Rare Picasso Painting Sells For $150,000 After Sitting Forgotten In A Maine Closet For 50 Years

Published July 8, 2021
Updated July 9, 2021

Pablo Picasso likely made the painting as he prepared to design the stage curtain for the 1919 Russian ballet “Le Tricorne."

Le Tricorne

John McInnis AuctioneersThis colorful Picasso painting languished forgotten for decades.

Sometimes, old houses hold treasure. A family in Maine just found a rare Pablo Picasso painting in their relative’s closet — and sold the artwork for $150,000.

The whimsical Picasso piece, thought to be a maquette, or mock-up, of a stage curtain for the 1919 Russian ballet Le Tricorne, sat forgotten in Maine for at least five decades. But a New England homeowner came across the 16-by-16-inch work — signed by the artist — in the home of their great-aunt.

“This painting was discovered in a house owned by my great-aunt which was passed down to her from her uncle in the late 1930s,” the unnamed seller explained in a statement.

“There were several paintings kept in a closet for 50 years (including this example) which were left by her at the time of the passing of the house to my father and now to me.”

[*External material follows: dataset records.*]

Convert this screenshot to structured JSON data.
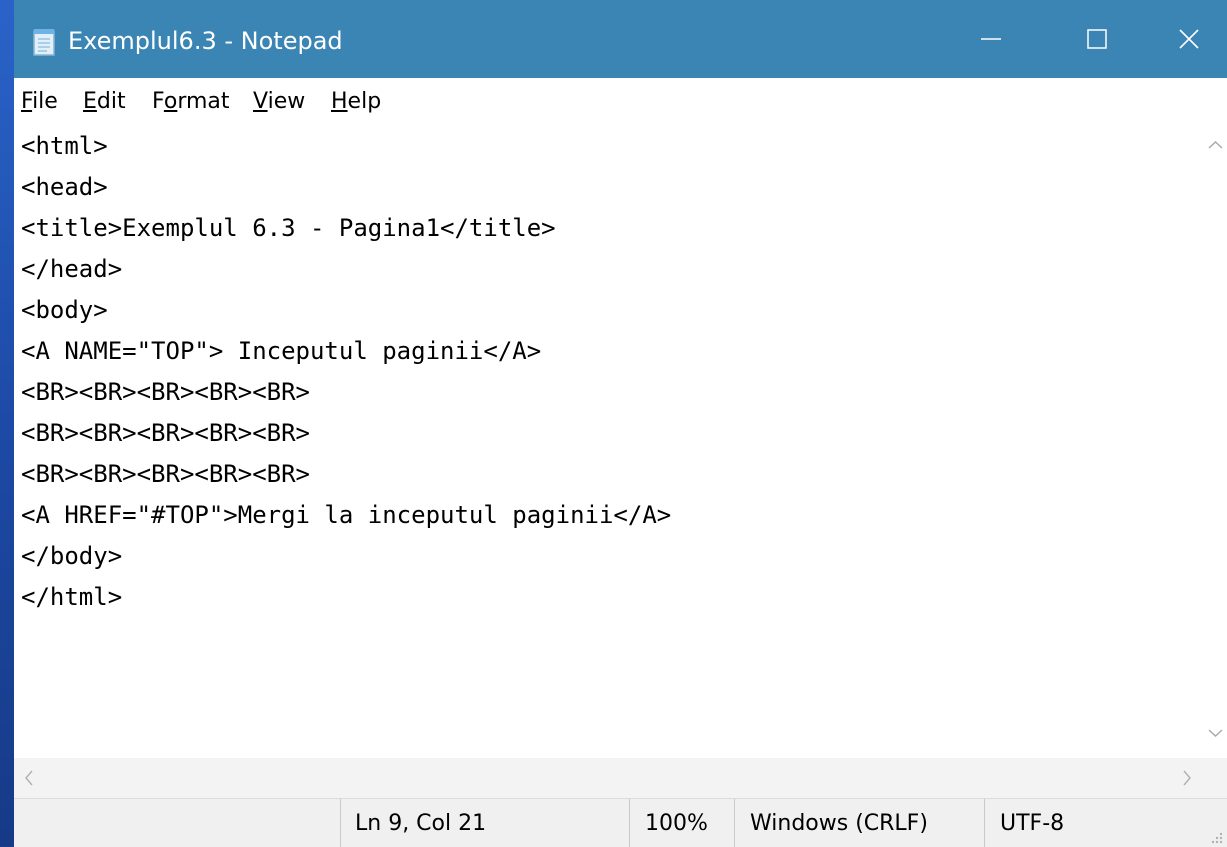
{
  "window": {
    "title": "Exemplul6.3 - Notepad"
  },
  "menu": {
    "file": {
      "first": "F",
      "rest": "ile"
    },
    "edit": {
      "first": "E",
      "rest": "dit"
    },
    "format": {
      "pre": "F",
      "first": "o",
      "rest": "rmat"
    },
    "view": {
      "first": "V",
      "rest": "iew"
    },
    "help": {
      "first": "H",
      "rest": "elp"
    }
  },
  "editor": {
    "lines": [
      "<html>",
      "<head>",
      "<title>Exemplul 6.3 - Pagina1</title>",
      "</head>",
      "<body>",
      "<A NAME=\"TOP\"> Inceputul paginii</A>",
      "<BR><BR><BR><BR><BR>",
      "<BR><BR><BR><BR><BR>",
      "<BR><BR><BR><BR><BR>",
      "<A HREF=\"#TOP\">Mergi la inceputul paginii</A>",
      "</body>",
      "</html>"
    ]
  },
  "status": {
    "position": "Ln 9, Col 21",
    "zoom": "100%",
    "line_ending": "Windows (CRLF)",
    "encoding": "UTF-8"
  },
  "icons": {
    "app": "notepad-icon",
    "minimize": "minimize-icon",
    "maximize": "maximize-icon",
    "close": "close-icon",
    "scroll_up": "scroll-up-arrow-icon",
    "scroll_down": "scroll-down-arrow-icon",
    "scroll_left": "scroll-left-arrow-icon",
    "scroll_right": "scroll-right-arrow-icon",
    "resize": "resize-grip-icon"
  },
  "colors": {
    "titlebar": "#3a85b4",
    "desktop": "#1b3f8f",
    "statusbar": "#f0f0f0"
  }
}
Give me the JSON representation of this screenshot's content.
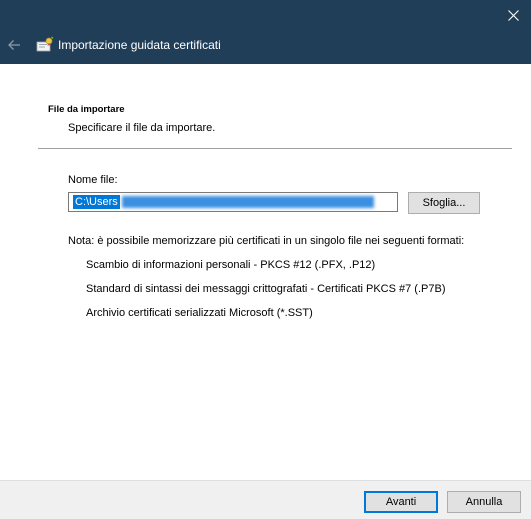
{
  "window": {
    "title": "Importazione guidata certificati",
    "icon": "certificate-wizard-icon",
    "close_icon": "close-icon",
    "back_icon": "back-arrow-icon",
    "titlebar_color": "#213e59"
  },
  "section": {
    "heading": "File da importare",
    "subheading": "Specificare il file da importare."
  },
  "file": {
    "label": "Nome file:",
    "value": "C:\\Users",
    "browse_label": "Sfoglia..."
  },
  "note": {
    "text": "Nota: è possibile memorizzare più certificati in un singolo file nei seguenti formati:",
    "formats": [
      "Scambio di informazioni personali - PKCS #12 (.PFX, .P12)",
      "Standard di sintassi dei messaggi crittografati - Certificati PKCS #7 (.P7B)",
      "Archivio certificati serializzati Microsoft (*.SST)"
    ]
  },
  "footer": {
    "next_label": "Avanti",
    "cancel_label": "Annulla",
    "accent_color": "#0078d7"
  }
}
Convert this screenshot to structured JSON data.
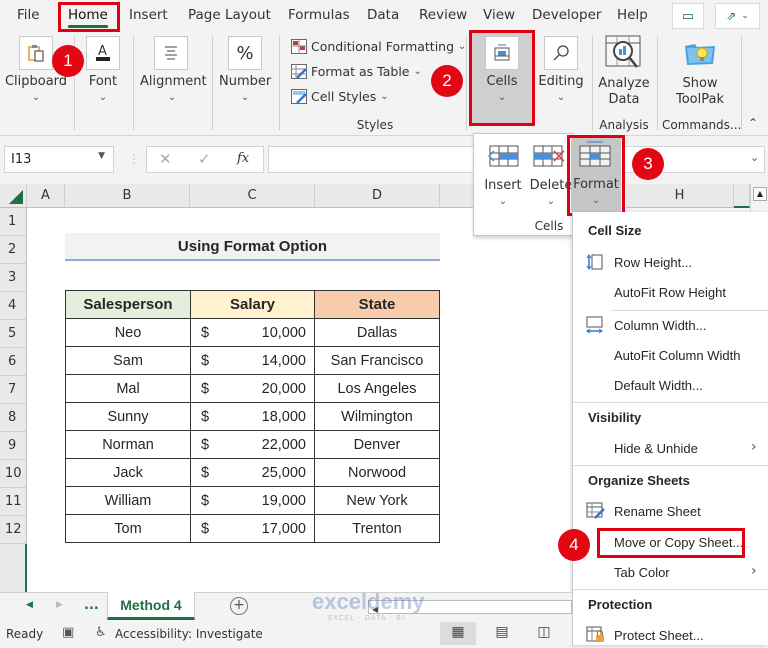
{
  "menu": {
    "tabs": [
      "File",
      "Home",
      "Insert",
      "Page Layout",
      "Formulas",
      "Data",
      "Review",
      "View",
      "Developer",
      "Help"
    ],
    "active_tab": "Home"
  },
  "ribbon": {
    "clipboard": "Clipboard",
    "font": "Font",
    "alignment": "Alignment",
    "number": "Number",
    "conditional_formatting": "Conditional Formatting",
    "format_as_table": "Format as Table",
    "cell_styles": "Cell Styles",
    "styles_group": "Styles",
    "cells": "Cells",
    "editing": "Editing",
    "analyze_data_1": "Analyze",
    "analyze_data_2": "Data",
    "analysis_group": "Analysis",
    "show_toolpak_1": "Show",
    "show_toolpak_2": "ToolPak",
    "commands_group": "Commands..."
  },
  "formula_bar": {
    "name_box": "I13",
    "fx": "fx",
    "formula": ""
  },
  "columns": [
    "A",
    "B",
    "C",
    "D",
    "H"
  ],
  "rows": [
    "1",
    "2",
    "3",
    "4",
    "5",
    "6",
    "7",
    "8",
    "9",
    "10",
    "11",
    "12"
  ],
  "sheet": {
    "title": "Using Format Option",
    "headers": [
      "Salesperson",
      "Salary",
      "State"
    ],
    "header_colors": [
      "#e2efda",
      "#fff2cc",
      "#f8cbad"
    ],
    "records": [
      {
        "name": "Neo",
        "currency": "$",
        "salary": "10,000",
        "state": "Dallas"
      },
      {
        "name": "Sam",
        "currency": "$",
        "salary": "14,000",
        "state": "San Francisco"
      },
      {
        "name": "Mal",
        "currency": "$",
        "salary": "20,000",
        "state": "Los Angeles"
      },
      {
        "name": "Sunny",
        "currency": "$",
        "salary": "18,000",
        "state": "Wilmington"
      },
      {
        "name": "Norman",
        "currency": "$",
        "salary": "22,000",
        "state": "Denver"
      },
      {
        "name": "Jack",
        "currency": "$",
        "salary": "25,000",
        "state": "Norwood"
      },
      {
        "name": "William",
        "currency": "$",
        "salary": "19,000",
        "state": "New York"
      },
      {
        "name": "Tom",
        "currency": "$",
        "salary": "17,000",
        "state": "Trenton"
      }
    ]
  },
  "cells_popup": {
    "insert": "Insert",
    "delete": "Delete",
    "format": "Format",
    "group": "Cells"
  },
  "format_menu": {
    "cell_size": "Cell Size",
    "row_height": "Row Height...",
    "autofit_row_height": "AutoFit Row Height",
    "column_width": "Column Width...",
    "autofit_column_width": "AutoFit Column Width",
    "default_width": "Default Width...",
    "visibility": "Visibility",
    "hide_unhide": "Hide & Unhide",
    "organize_sheets": "Organize Sheets",
    "rename_sheet": "Rename Sheet",
    "move_copy_sheet": "Move or Copy Sheet...",
    "tab_color": "Tab Color",
    "protection": "Protection",
    "protect_sheet": "Protect Sheet..."
  },
  "badges": [
    "1",
    "2",
    "3",
    "4"
  ],
  "sheet_tabs": {
    "ellipsis": "...",
    "active": "Method 4"
  },
  "status": {
    "ready": "Ready",
    "accessibility": "Accessibility: Investigate"
  },
  "watermark": {
    "brand": "exceldemy",
    "tagline": "EXCEL · DATA · BI"
  }
}
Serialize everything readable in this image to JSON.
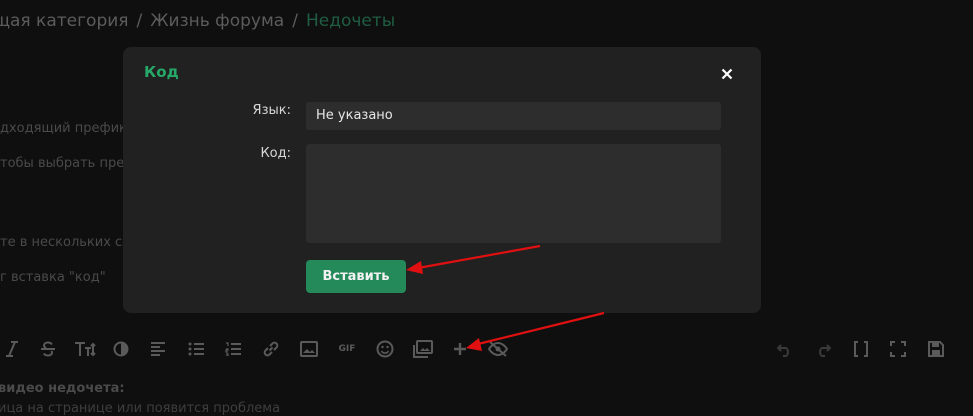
{
  "breadcrumb": {
    "items": [
      "щая категория",
      "Жизнь форума"
    ],
    "current": "Недочеты",
    "separator": "/"
  },
  "background": {
    "line1": "дходящий префикс",
    "line2": "тобы выбрать преф",
    "line3": "те в нескольких сло",
    "line4": "г вставка \"код\"",
    "bottom1": "видео недочета:",
    "bottom2": "ица на странице или появится проблема"
  },
  "modal": {
    "title": "Код",
    "language_label": "Язык:",
    "language_value": "Не указано",
    "code_label": "Код:",
    "code_value": "",
    "insert_label": "Вставить"
  },
  "toolbar": {
    "gif_label": "GIF",
    "icons": [
      "italic-icon",
      "strikethrough-icon",
      "text-size-icon",
      "color-icon",
      "align-icon",
      "bullet-list-icon",
      "numbered-list-icon",
      "link-icon",
      "image-icon",
      "gif-icon",
      "emoji-icon",
      "media-icon",
      "insert-plus-icon",
      "hide-icon",
      "undo-icon",
      "redo-icon",
      "bbcode-icon",
      "fullscreen-icon",
      "save-draft-icon"
    ]
  },
  "colors": {
    "accent": "#25a868",
    "button": "#258a5a",
    "arrow": "#e01010"
  }
}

At first, the family thought that they’d sell the painting alongside others at an estate sale. But after someone recommended an auction house, they turned to John McInnis Auctioneers for an appraisal.

“The print was stacked in a closet,” John McInnis said, explaining that the family thought that the artwork was just a print.

“At first glance, it did look like a print, even to a trained eye, because the artwork was on paper, known as a lithograph print, and did not look like an original but once we assessed it we learned it was an original work of art.”

In fact, the forgotten Picasso piece appeared to be a mock-up of a stage curtain. In 1919, the artist designed the curtain for the Russian ballet Le Tricorne (“Three-Cornered Hat”). The full curtain is currently on display at the New York Historical Society.

Le Tricorne Stage Curtain

The Four Seasons/FacebookThe stage curtain, currently on display in New York City.

Pablo Picasso is better known as an artist than a theater designer. By the time he died at the age of 91 in 1973, he’d completed some 13,500 paintings, many in his iconic Cubist style.

However, the prolific artist also dabbled in stage design. He likely sketched out the forgotten stage curtain piece in 1919, while designing sets and costumes for Le Tricorne in London.

The Russian ballet opened on July 22 that year. And Picasso biographer John Richardson later described the artist’s work in Le Tricorne as Picasso’s “supreme theatrical achievement.”

Les Demoiselles D Avignon

The Museum of Modern ArtPablo Picasso made waves with paintings like “Les Demoiselles d’Avignon.”

But although Picasso’s stage curtain for Le Tricorne had a highly publicized journey to New York City, his original sketch simply disappeared. Somehow, it ended up in the hands of a woman from Maine.

However, her family isn’t surprised that their great-aunt came across such a treasure. According to the sellers, both their family’s great-aunt and grandmother led “an interesting life with uncommon travels” and were some of the first women to fly to Asia to buy silk.

“Both my aunt and grandmother studied in Europe in the 1920s,” the seller explained. “My great aunt became a professor of English history at Rutgers and lived in New York City for decades.

“Each enjoyed collecting objects from their travels. My aunt collected rare books and art.”

Somewhere along the way, the family suspects, she came across the Pablo Picasso sketch. Back in Maine, she added it to her collection.

Pablo Picasso

Wikimedia CommonsPablo Picasso in 1912.

However, the painting still needs an official stamp of approval. It’s been sent off to The Claude Picasso Administration, where it will be examined by Pablo Picasso’s son, Claude Ruiz-Picasso. Ruiz-Picasso alone has the ability to authenticate Picasso’s artwork. He has 120 days to approve of this one.

If authenticated, as expected, the forgotten Picasso sketch will prove that treasure can be found anywhere. What might attics and closets across the world contain? What lies forgotten under layers of dust? For McInnis, it’s a rare — but always exciting — event.

“Great things can be found in the strangest places for no reason at all,” he said.


After reading about the forgotten Picasso painting discovered in a Maine closet, discover how this Banksy painting shredded itself after being sold for $1.4 million. Or, see how this stolen William de Kooning painting worth $160 million was found in a small town in New Mexico.

Kaleena Fraga
A longtime contributor and current staff writer for All That’s Interesting, Kaleena Fraga has also had her work featured in The Washington Post and Gastro Obscura, and she published a book on the Seattle food scene for the Eat Like A Local series. She graduated from Oberlin College, where she earned a double degree in American History and French.